Page 30 - So live, that when thy summons comes to join The innumerable caravan, that moves To that mysterious realm, where each shall take His chamber in the silent halls of death, Thou go not, like the quarry slave at night, Scourged to his dungeon, but, sustained and soothed By an unfaltering trust, approach thy grave, Like one who wraps the drapery of his couch About him, and lies down to pleasant dreams.
Page 9 - People built slighter and slighter every day, until it was feared that the very science of architecture would in no long time be lost to the world.
Page 9 - Thus this custom of firing houses continued, till in process of time, says my manuscript, a sage arose, like our Locke, who made a discovery, that the flesh of swine, or indeed of any other animal, might be cooked (burnt, as they called it) without the necessity of consuming a whole house to dress it.
Page 24 - More exquisite than when nectarean juice Renews the life of joy in happiest hours. It is a little thing to speak a phrase Of common comfort which by daily use Has almost lost its sense ; yet on the ear Of him who thought to die unmourned 'twill fall Like choicest music...
Page 13 - LECTURES ON THE PRINCIPLES AND PRACTICE OF PHYSIC. Delivered at King's College, London. A new American, from the last revised and enlarged English edition, with Additions, by D. FRANCIS CONDIE, MD, author of ".A Practical Treatise on the Diseases of Children,
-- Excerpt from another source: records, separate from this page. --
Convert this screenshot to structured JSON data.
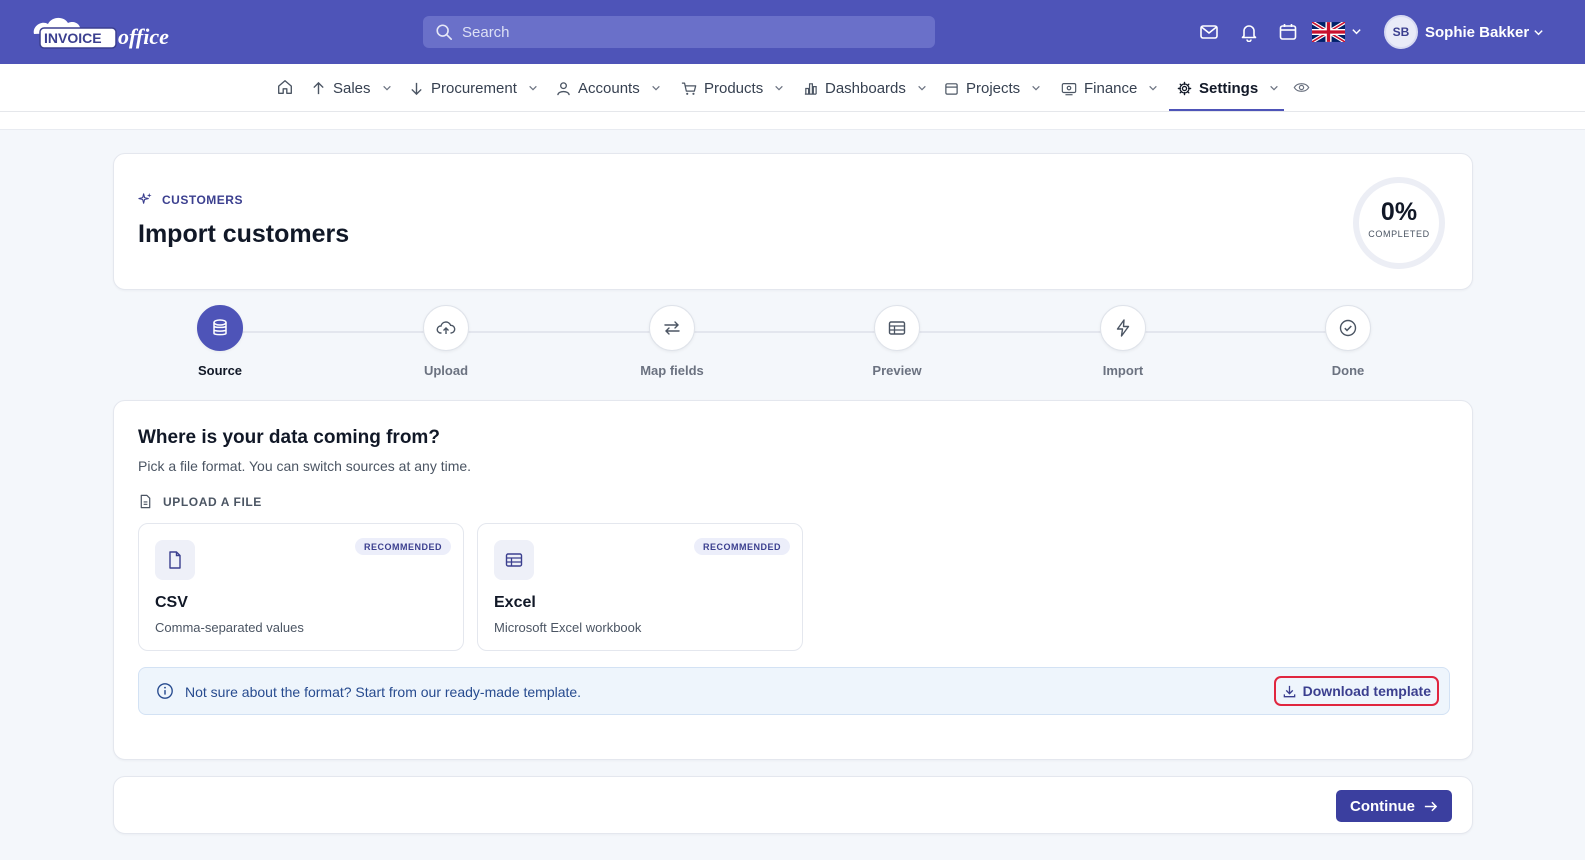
{
  "brand": {
    "logo_text_1": "INVOICE",
    "logo_text_2": "office"
  },
  "header": {
    "search_placeholder": "Search",
    "language_flag": "uk-flag",
    "user": {
      "initials": "SB",
      "name": "Sophie Bakker"
    }
  },
  "nav": {
    "items": [
      {
        "label": "Sales",
        "icon": "arrow-up-icon"
      },
      {
        "label": "Procurement",
        "icon": "arrow-down-icon"
      },
      {
        "label": "Accounts",
        "icon": "user-icon"
      },
      {
        "label": "Products",
        "icon": "cart-icon"
      },
      {
        "label": "Dashboards",
        "icon": "bar-chart-icon"
      },
      {
        "label": "Projects",
        "icon": "calendar-icon"
      },
      {
        "label": "Finance",
        "icon": "finance-icon"
      },
      {
        "label": "Settings",
        "icon": "gear-icon",
        "active": true
      }
    ]
  },
  "page": {
    "eyebrow": "CUSTOMERS",
    "title": "Import customers",
    "progress": {
      "value_text": "0%",
      "label": "COMPLETED",
      "fraction": 0
    }
  },
  "steps": [
    {
      "label": "Source",
      "active": true
    },
    {
      "label": "Upload"
    },
    {
      "label": "Map fields"
    },
    {
      "label": "Preview"
    },
    {
      "label": "Import"
    },
    {
      "label": "Done"
    }
  ],
  "source": {
    "question": "Where is your data coming from?",
    "subtitle": "Pick a file format. You can switch sources at any time.",
    "section_label": "UPLOAD A FILE",
    "options": [
      {
        "title": "CSV",
        "description": "Comma-separated values",
        "badge": "RECOMMENDED"
      },
      {
        "title": "Excel",
        "description": "Microsoft Excel workbook",
        "badge": "RECOMMENDED"
      }
    ],
    "info_text": "Not sure about the format? Start from our ready-made template.",
    "download_label": "Download template"
  },
  "footer": {
    "continue_label": "Continue"
  },
  "colors": {
    "brand": "#4e54b8",
    "primary_button": "#3b3f9f",
    "highlight": "#e0263f"
  }
}
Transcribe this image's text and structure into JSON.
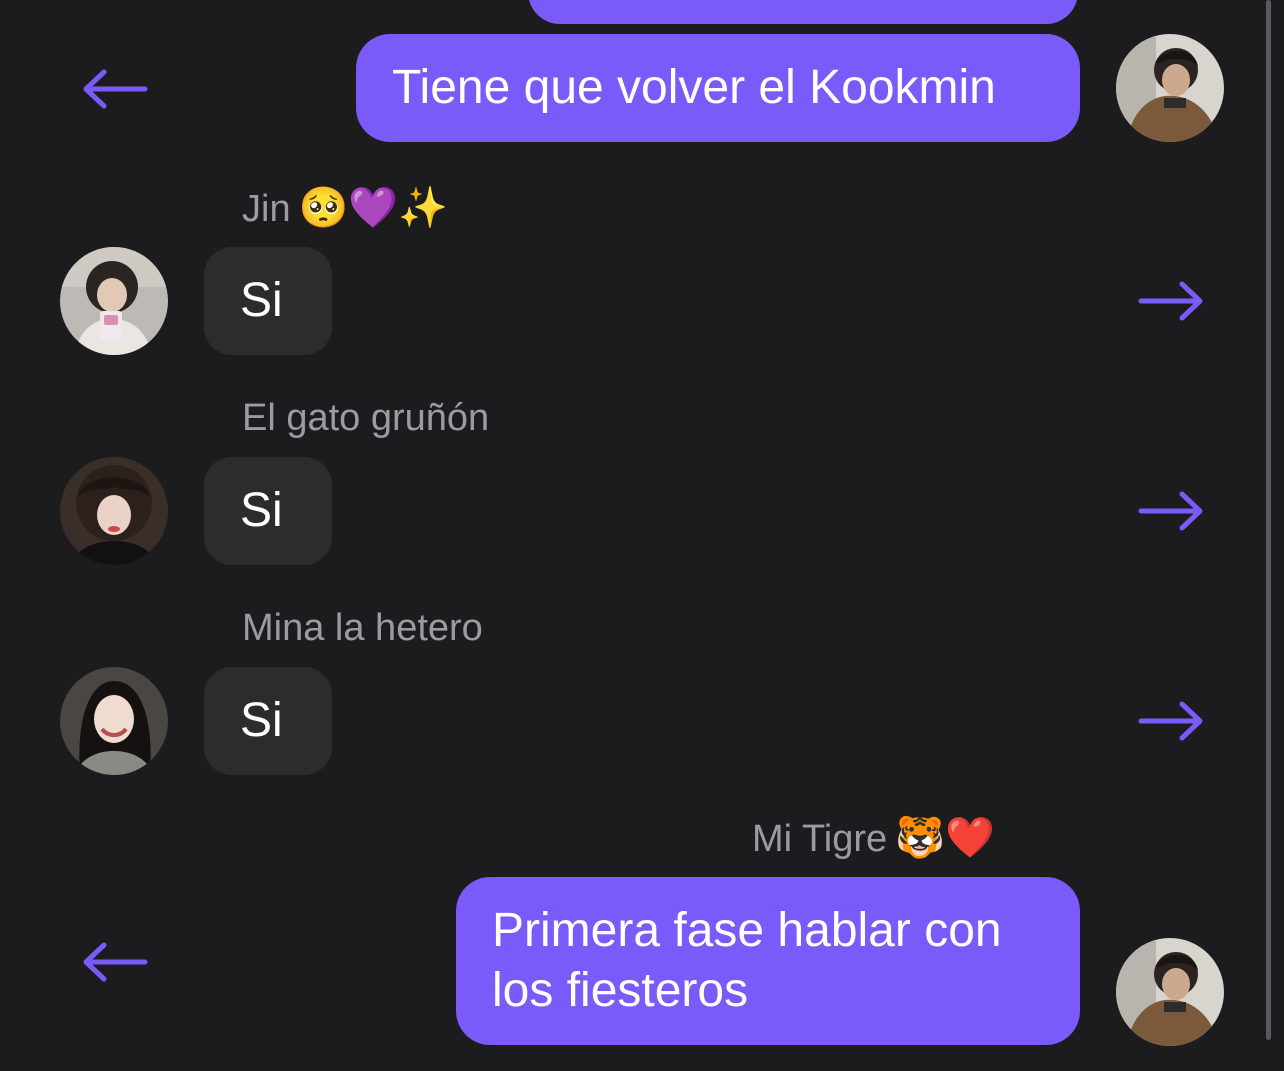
{
  "colors": {
    "background": "#1c1c1e",
    "outgoing_bubble": "#7a5af8",
    "incoming_bubble": "#2c2c2e",
    "sender_name": "#9b9ba1",
    "accent_arrow": "#7a5af8"
  },
  "messages": [
    {
      "direction": "outgoing",
      "text": "Tiene que volver el Kookmin",
      "avatar": "avatar-self-photo",
      "action_icon": "arrow-left-icon"
    },
    {
      "direction": "incoming",
      "sender": "Jin",
      "sender_emoji": "🥺💜✨",
      "text": "Si",
      "avatar": "avatar-jin-photo",
      "action_icon": "arrow-right-icon"
    },
    {
      "direction": "incoming",
      "sender": "El gato gruñón",
      "text": "Si",
      "avatar": "avatar-gato-photo",
      "action_icon": "arrow-right-icon"
    },
    {
      "direction": "incoming",
      "sender": "Mina la hetero",
      "text": "Si",
      "avatar": "avatar-mina-photo",
      "action_icon": "arrow-right-icon"
    },
    {
      "direction": "outgoing",
      "sender": "Mi Tigre",
      "sender_emoji": "🐯❤️",
      "text": "Primera fase hablar con los fiesteros",
      "avatar": "avatar-self-photo",
      "action_icon": "arrow-left-icon"
    }
  ]
}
Page 92 - No careful observer of his actions or candid reader of his writings, can hesitate for a moment to admit, that he was a very extraordinary man, — one whose name will descend to posterity as the exclusive excogitator and founder of an original system of medicine, as ingenious as many that preceded it, and...
Page 5 - ... when we have to do with an art whose end is the saving of human life, any neglect to make ourselves masters of it becomes a crime...
Page 7 - whose sole aim is to perfect his art, can avail himself of no other information respecting medicines than " First. What is the pure action of each by itself on the human body ? " Second. What do observations of its action in this or that simple or complex disease teach us?